Spring 2020 - IS 309 D200

Special Topics in International Security and Conflict (4)

Human Security

Class Number: 6552

Delivery Method: In Person

Overview

  • Course Times + Location:

    Mo 9:30 AM – 1:20 PM
    WMC 2503, Burnaby

  • Prerequisites:

    45 units.

Description

CALENDAR DESCRIPTION:

Specific details of courses to be offered will be published prior to enrollment each term.

COURSE DETAILS:

This course examines the relationship between conflicts and development, and an exploration of the concept of human security as an approach to both development and peace-building. Students will become familiar with key theories of conflict, with particular attention to recent theories of “new wars” in the context of globalized economies and transnational networks. There will be exploration of the relationship between conflict and development outcomes using case studies. The bulk of the emphasis will be placed on the processes through which a diverse set of actors develop global public policy responses by articulating new policy agendas, defining policy recommendations, building governmental and non-governmental coalitions, negotiating international agreements, and monitoring and evaluating policy implementation. Attention will be given to assessing policy development strategies appropriate to the various stages of the public policy cycle, and to results-based approaches to effectively utilizing scarce resources.

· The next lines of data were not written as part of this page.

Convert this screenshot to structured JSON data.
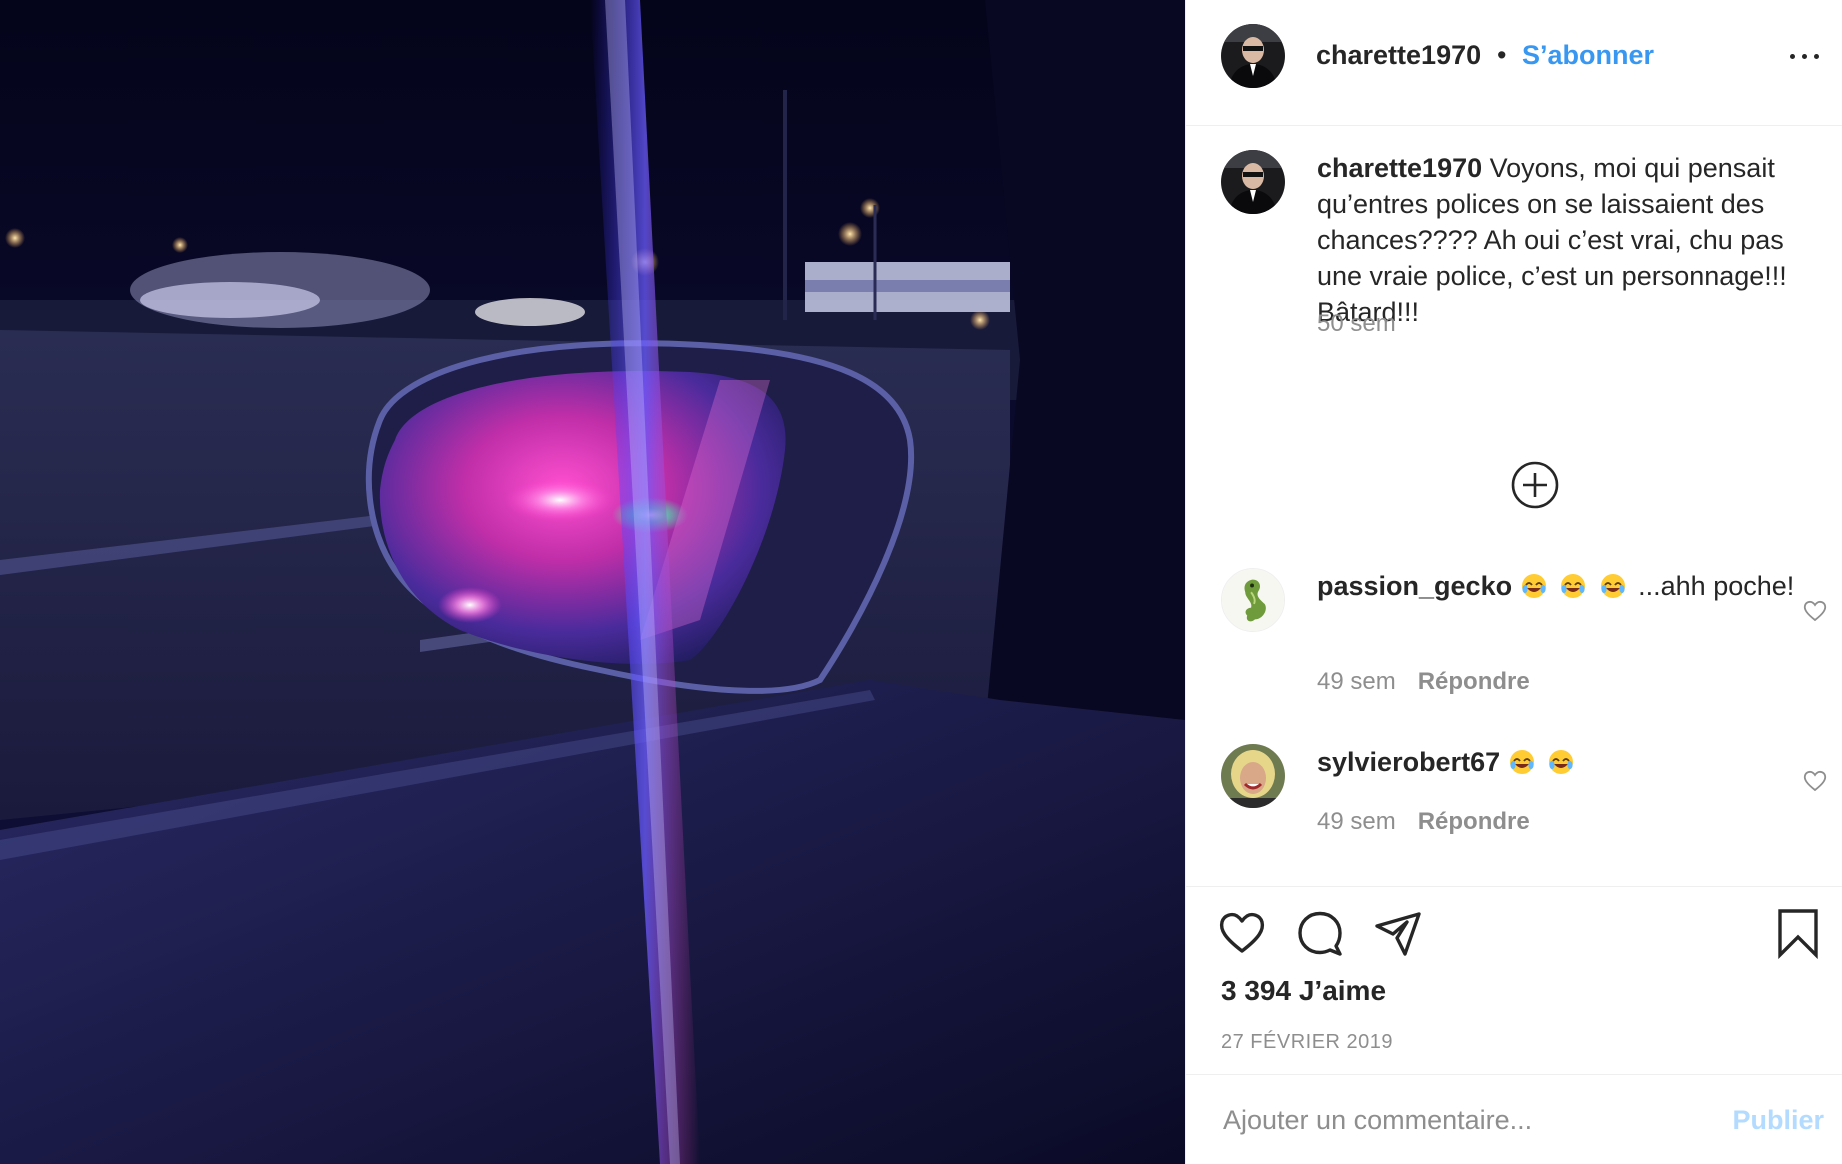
{
  "header": {
    "username": "charette1970",
    "separator": "•",
    "follow_label": "S’abonner"
  },
  "caption": {
    "username": "charette1970",
    "text": "Voyons, moi qui pensait qu’entres polices on se laissaient des chances???? Ah oui c’est vrai, chu pas une vraie police, c’est un personnage!!! Bâtard!!!",
    "time": "50 sem"
  },
  "comments": [
    {
      "username": "passion_gecko",
      "emojis": [
        "face-with-tears-of-joy",
        "face-with-tears-of-joy",
        "face-with-tears-of-joy"
      ],
      "text": "...ahh poche!",
      "time": "49 sem",
      "reply_label": "Répondre"
    },
    {
      "username": "sylvierobert67",
      "emojis": [
        "face-with-tears-of-joy",
        "face-with-tears-of-joy"
      ],
      "text": "",
      "time": "49 sem",
      "reply_label": "Répondre"
    }
  ],
  "actions": {
    "icons": [
      "heart-icon",
      "comment-icon",
      "share-icon",
      "bookmark-icon"
    ],
    "likes": "3 394 J’aime",
    "date": "27 FÉVRIER 2019"
  },
  "add_comment": {
    "placeholder": "Ajouter un commentaire...",
    "publish_label": "Publier"
  },
  "colors": {
    "link_blue": "#3897f0",
    "publish_disabled": "#b3dbff",
    "secondary_text": "#8e8e8e"
  }
}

COURSE-LEVEL EDUCATIONAL GOALS:

This course will explore a series of human security issues drawing on the perspectives of key governmental, international and non-governmental actors. It will examine substantive policy agendas designed to increase the safety of individuals from physical violence and armed conflict including: cluster munitions and small arms; the protection of civilians and the responsibility to protect; women, peace and security; international criminal justice and war economies. The bulk of the emphasis will be placed on the processes through which a diverse set of actors develop global public policy responses by articulating new policy agendas, defining policy recommendations, building governmental and non-governmental coalitions, negotiating international agreements, and monitoring and evaluating policy

Grading

  • Midterm (in-class) 20%
  • Policy Paper 30%
  • Final Exam (take-home) 30%
  • Participation/Presentation 20%

NOTES:

Students who have completed POL 373, POL 349 Special Topics or IS 409 Special Topics for credit under this title may not take this course for further credit.

Students will be required to submit their written assignments to Turnitin.com in order to receive credit for the assignments and for the course.

The School for International Studies strictly enforces the University's policies regarding plagiarism and other forms of academic dishonesty. Information about these policies can be found at: http://www.sfu.ca/policies/gazette/teaching.html.

Materials

REQUIRED READING:

Fen Osler Hampson, Madness in the Multitude: Human Security and World Disorder, Oxford University Press, 2002

RECOMMENDED READING:

Alan Collins, Contemporary Security Studies, Oxford University Press, 2010.

Registrar Notes:

SFU’s Academic Integrity web site http://www.sfu.ca/students/academicintegrity.html is filled with information on what is meant by academic dishonesty, where you can find resources to help with your studies and the consequences of cheating.  Check out the site for more information and videos that help explain the issues in plain English.

Each student is responsible for his or her conduct as it affects the University community.  Academic dishonesty, in whatever form, is ultimately destructive of the values of the University. Furthermore, it is unfair and discouraging to the majority of students who pursue their studies honestly. Scholarly integrity is required of all members of the University. http://www.sfu.ca/policies/gazette/student/s10-01.html

ACADEMIC INTEGRITY: YOUR WORK, YOUR SUCCESS